Today’s Question: I have marked lots of images as rejected (X) [in Lightroom Classic] but changed my mind. Now I’d like to batch uncheck rejected (X) those photos. How can I do that?

Tim’s Quick Answer: You can remove the Reject flag in Lightroom Classic with the “U” keyboard shortcut, for “unflag”. If you want to unflag multiple selected photos at one time, just be sure you are in the grid view (not the loupe view) before pressing “U” on the keyboard.

More Detail: The Pick and Reject flags in Lightroom enable you to review photos and make a “yes” or “no” decision about whether each photo is a favorite. You can add a Pick flag by pressing the “P” key, or a Reject flag by pressing the “X” key. If you change your mind and want to remove either flag, you can press “U” to unflag. This will remove either the Pick or Reject flag from the image, as applicable.

If you want to remove a Pick or Reject flag (or otherwise apply metadata updates) for multiple images, I recommend working in the grid view. If you are in the loupe view, even with multiple photos selected, by default only the single image shown in the loupe view will be updated when you use a keyboard shortcut for a metadata change. In the grid view all of the selected photos will be updated when you apply a metadata change.

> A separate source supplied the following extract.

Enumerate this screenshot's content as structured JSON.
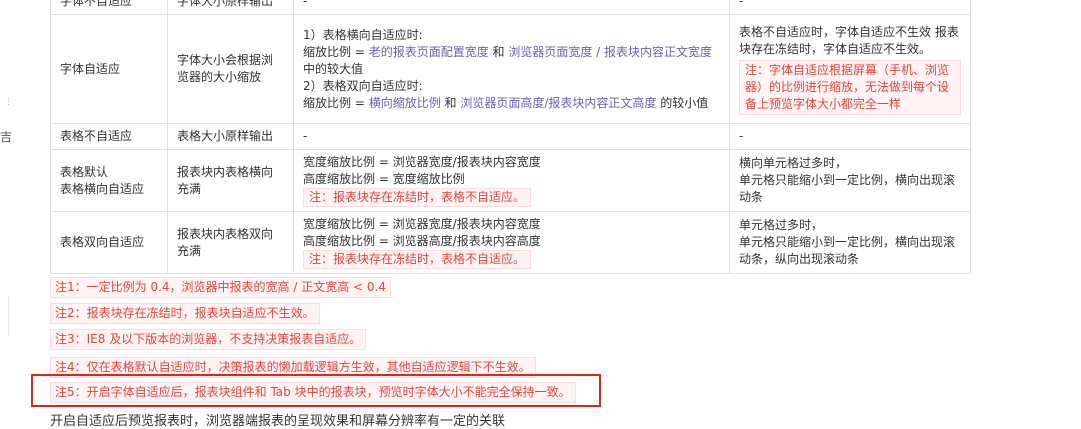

Because of this behavior, I recommend switching to the grid view (by pressing “G” on the keyboard) before selecting multiple photos. You can then apply the desired change for all selected photos.

Note that I generally recommend using star ratings rather than Pick and Reject flags in Lightroom Classic, because star ratings are standard metadata that can be saved out to the actual image files. Pick and Reject flags can only be included in your Lightroom catalog, not in the metadata for the actual images. I do use Reject flags as an interim step before deleting outtakes, but for managing my photos in terms of “favorite” status, I use star ratings.